Disrupting Legal Practice With Technology

Very interesting post on WestBlog by Andrew McLennan-Murray summarizing a recent presentation by legal rabble rouser Richard Suskind (“The End of Lawyers“) at 2009 International Legal Technology Association conference. Susskind discussed technologies that will disrupt the legal profession.

Disrupter beam jokes aside, Susskind identified these technologies as: (1) automated document assembly; (2) “relentless” connectivity; (3) the electronic legal marketplace; (4) electronic learning; (5) on-line legal guidance and advice; (6) open-source legal resources; (7) on-line networking and sharing of experience, lessening need for traditional legal representation; (8) workflow automation and project management; (9) embedded legal knowledge allowing instantaneous / constant connection to relevant laws, codes, regulations, etc.; (10) on-line dispute resolution, minimizing need for in-person meetings.

Hit the jump above for a more thorough explanation of these technologies – how they may be applied and how they will affect legal practice. The tools themselves are developing and technology is morphing so rapidly that it certainly promises to be an interesting ride for any technology-forward law firm. Surely, adoption largely will be driven by the needs of a particular firm’s clientele or the firm’s desire to fill a specific niche that few have yet plumbed. Or, thrill-seeking firms can just forge ahead like early leaders in a marathon, hoping to pull the field along with them.
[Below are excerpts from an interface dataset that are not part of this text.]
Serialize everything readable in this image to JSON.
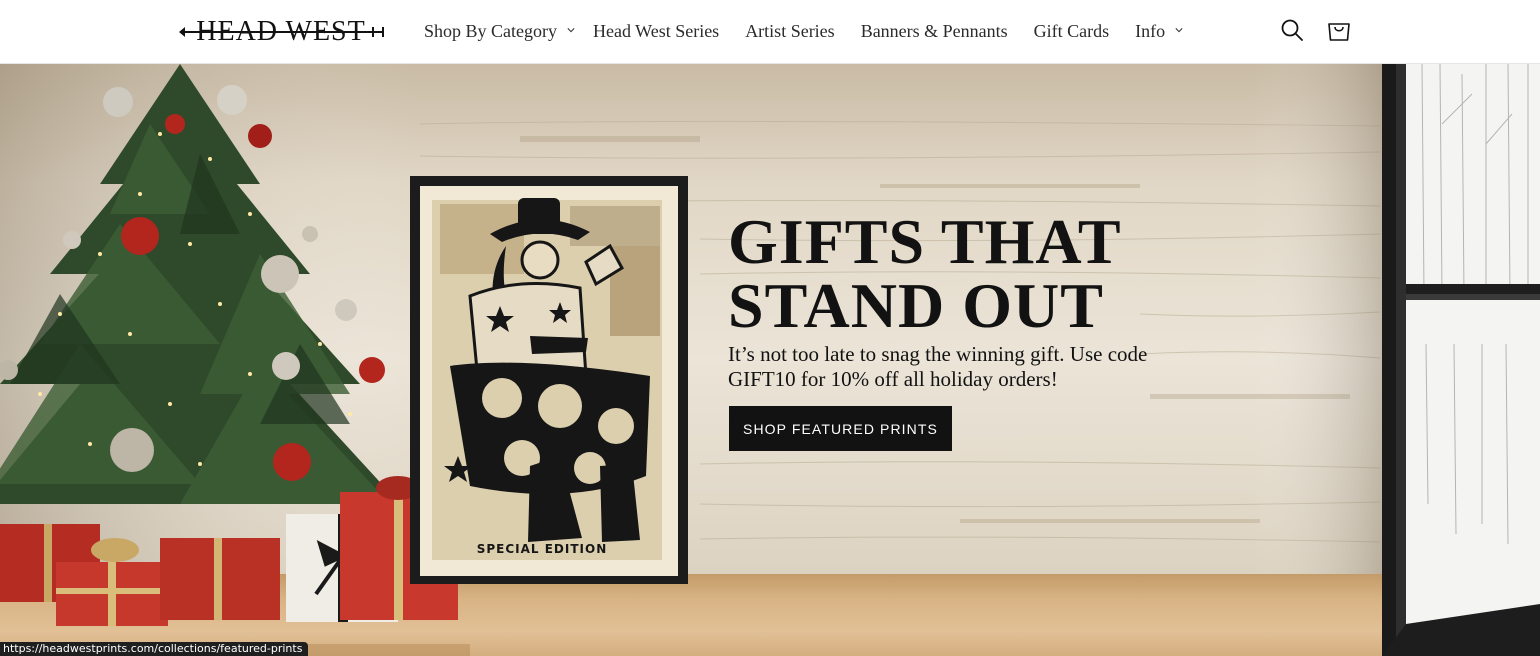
{
  "header": {
    "logo_text": "HEAD WEST",
    "nav": [
      {
        "label": "Shop By Category",
        "dropdown": true
      },
      {
        "label": "Head West Series",
        "dropdown": false
      },
      {
        "label": "Artist Series",
        "dropdown": false
      },
      {
        "label": "Banners & Pennants",
        "dropdown": false
      },
      {
        "label": "Gift Cards",
        "dropdown": false
      },
      {
        "label": "Info",
        "dropdown": true
      }
    ],
    "icons": [
      "search-icon",
      "cart-icon"
    ]
  },
  "hero": {
    "title": "GIFTS THAT\nSTAND OUT",
    "text": "It’s not too late to snag the winning gift. Use code GIFT10 for 10% off all holiday orders!",
    "button_label": "SHOP FEATURED PRINTS",
    "poster_label": "SPECIAL EDITION"
  },
  "status_bar": {
    "url": "https://headwestprints.com/collections/featured-prints"
  },
  "colors": {
    "text": "#121212",
    "button_bg": "#121212",
    "button_text": "#ffffff",
    "ornament_red": "#b3261e",
    "gift_red": "#c6372c"
  }
}
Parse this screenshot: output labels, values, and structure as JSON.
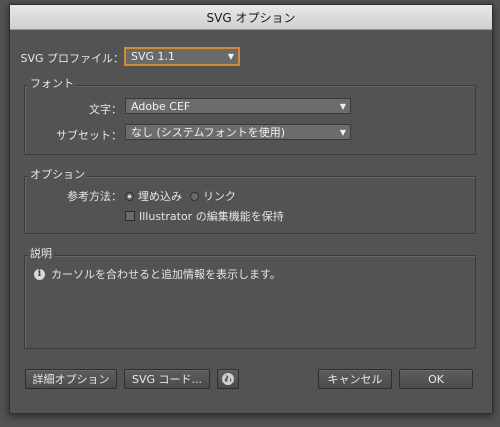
{
  "window": {
    "title": "SVG オプション"
  },
  "profile": {
    "label": "SVG プロファイル：",
    "value": "SVG 1.1"
  },
  "font_group": {
    "title": "フォント",
    "type_label": "文字：",
    "type_value": "Adobe CEF",
    "subset_label": "サブセット：",
    "subset_value": "なし (システムフォントを使用)"
  },
  "options_group": {
    "title": "オプション",
    "method_label": "参考方法：",
    "radio_embed": "埋め込み",
    "radio_link": "リンク",
    "embed_selected": true,
    "checkbox_label": "Illustrator の編集機能を保持",
    "checkbox_checked": false
  },
  "description_group": {
    "title": "説明",
    "text": "カーソルを合わせると追加情報を表示します。"
  },
  "buttons": {
    "advanced": "詳細オプション",
    "svg_code": "SVG コード...",
    "cancel": "キャンセル",
    "ok": "OK"
  },
  "icons": {
    "info": "info-icon",
    "globe": "globe-icon",
    "dropdown": "chevron-down-icon"
  }
}
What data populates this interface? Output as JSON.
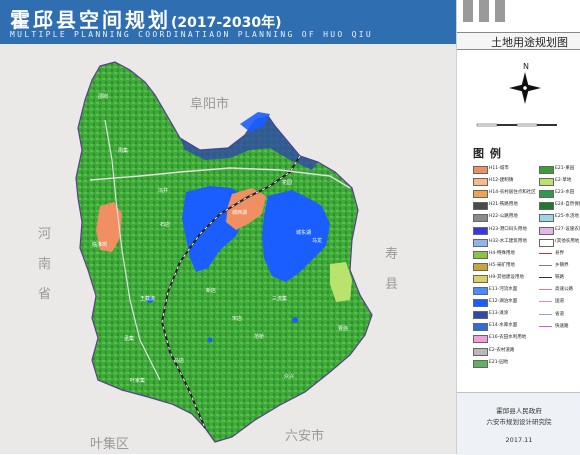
{
  "header": {
    "title": "霍邱县空间规划",
    "years": "(2017-2030年)",
    "subtitle": "MULTIPLE PLANNING COORDINATIAON PLANNING OF HUO QIU"
  },
  "map": {
    "regions": {
      "fuyang": "阜阳市",
      "henan": "河南省",
      "shou": "寿县",
      "yeji": "叶集区",
      "luan": "六安市"
    },
    "places": [
      "城西湖",
      "城东湖",
      "临淮岗",
      "周集",
      "冯井",
      "叶家集",
      "马店",
      "王截流",
      "新店",
      "孟集",
      "三流集",
      "范桥",
      "众兴",
      "乌龙",
      "曹庙",
      "宋店",
      "邵岗",
      "石店",
      "花园"
    ]
  },
  "sidebar": {
    "panel_title": "土地用途规划图",
    "north_label": "N",
    "legend_title": "图 例",
    "legend_left": [
      {
        "label": "H11-城市",
        "color": "#f08f62"
      },
      {
        "label": "H12-建制镇",
        "color": "#f6ba8e"
      },
      {
        "label": "H14-农村居住点和社区",
        "color": "#f0a24c"
      },
      {
        "label": "H21-铁路用地",
        "color": "#4a4a4a"
      },
      {
        "label": "H22-公路用地",
        "color": "#8b8b8b"
      },
      {
        "label": "H23-港口码头用地",
        "color": "#3a3ad8"
      },
      {
        "label": "H32-水工建筑用地",
        "color": "#8fb6e8"
      },
      {
        "label": "H4-特殊用地",
        "color": "#8cc63e"
      },
      {
        "label": "H5-采矿用地",
        "color": "#c9a43a"
      },
      {
        "label": "H9-其他建设用地",
        "color": "#d9cf63"
      },
      {
        "label": "E11-河流水面",
        "color": "#4a8cff"
      },
      {
        "label": "E12-湖泊水面",
        "color": "#1a5eff"
      },
      {
        "label": "E13-滩涂",
        "color": "#2f4aa8"
      },
      {
        "label": "E14-水库水面",
        "color": "#2f6ed8"
      },
      {
        "label": "E16-农田水利用地",
        "color": "#f0a0d8"
      },
      {
        "label": "E2-农村道路",
        "color": "#b9b9b9"
      },
      {
        "label": "E21-园地",
        "color": "#5fb35e"
      }
    ],
    "legend_right": [
      {
        "label": "E21-果园",
        "color": "#3e9b3a"
      },
      {
        "label": "E2-草地",
        "color": "#b9e36d"
      },
      {
        "label": "E23-水田",
        "color": "#2d9b4b"
      },
      {
        "label": "E24-自然保护",
        "color": "#1f7a2f"
      },
      {
        "label": "E25-水浇地",
        "color": "#9ed5e8"
      },
      {
        "label": "E27-设施农用",
        "color": "#e6b4e6"
      },
      {
        "label": "(其他农用地)",
        "color": "#ffffff"
      }
    ],
    "legend_lines": [
      {
        "label": "县界",
        "color": "#c0392b"
      },
      {
        "label": "乡镇界",
        "color": "#7a6fb3"
      },
      {
        "label": "铁路",
        "color": "#333333"
      },
      {
        "label": "高速公路",
        "color": "#e08080"
      },
      {
        "label": "国道",
        "color": "#d98ad1"
      },
      {
        "label": "省道",
        "color": "#8aa8d9"
      },
      {
        "label": "快速路",
        "color": "#cf5fcf"
      }
    ],
    "footer": {
      "org": "霍邱县人民政府",
      "designer": "六安市规划设计研究院",
      "date": "2017.11"
    }
  }
}
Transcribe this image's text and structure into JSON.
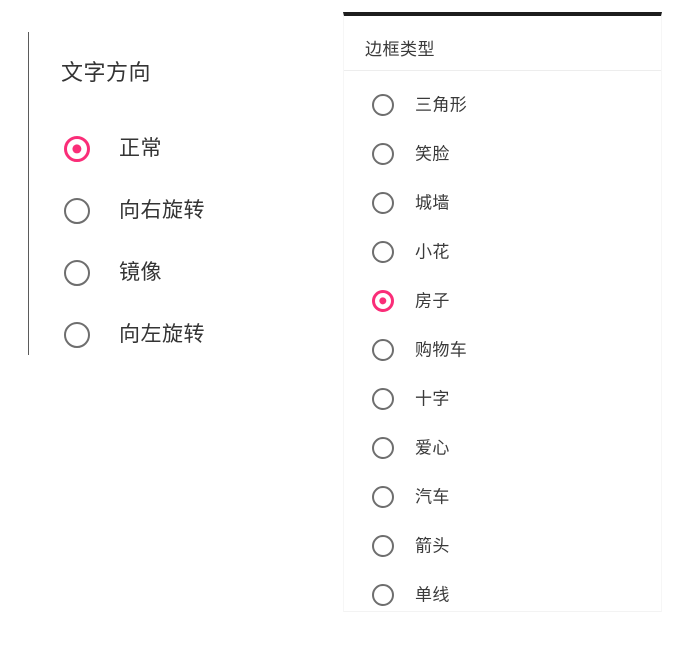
{
  "theme": {
    "accent_color": "#FA2D78",
    "radio_off_color": "#6E6E6E",
    "text_color": "#343434",
    "panel_top_border_color": "#1D1D1D",
    "divider_color": "#EDEDED",
    "background_color": "#FFFFFF"
  },
  "left_panel": {
    "heading": "文字方向",
    "selected_value": "正常",
    "options": [
      {
        "label": "正常",
        "selected": true
      },
      {
        "label": "向右旋转",
        "selected": false
      },
      {
        "label": "镜像",
        "selected": false
      },
      {
        "label": "向左旋转",
        "selected": false
      }
    ]
  },
  "right_panel": {
    "heading": "边框类型",
    "selected_value": "房子",
    "options": [
      {
        "label": "三角形",
        "selected": false
      },
      {
        "label": "笑脸",
        "selected": false
      },
      {
        "label": "城墙",
        "selected": false
      },
      {
        "label": "小花",
        "selected": false
      },
      {
        "label": "房子",
        "selected": true
      },
      {
        "label": "购物车",
        "selected": false
      },
      {
        "label": "十字",
        "selected": false
      },
      {
        "label": "爱心",
        "selected": false
      },
      {
        "label": "汽车",
        "selected": false
      },
      {
        "label": "箭头",
        "selected": false
      },
      {
        "label": "单线",
        "selected": false
      }
    ]
  }
}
I, of course, will be watching the race on my triple-screen computer set-up, cheering the pacesetters on!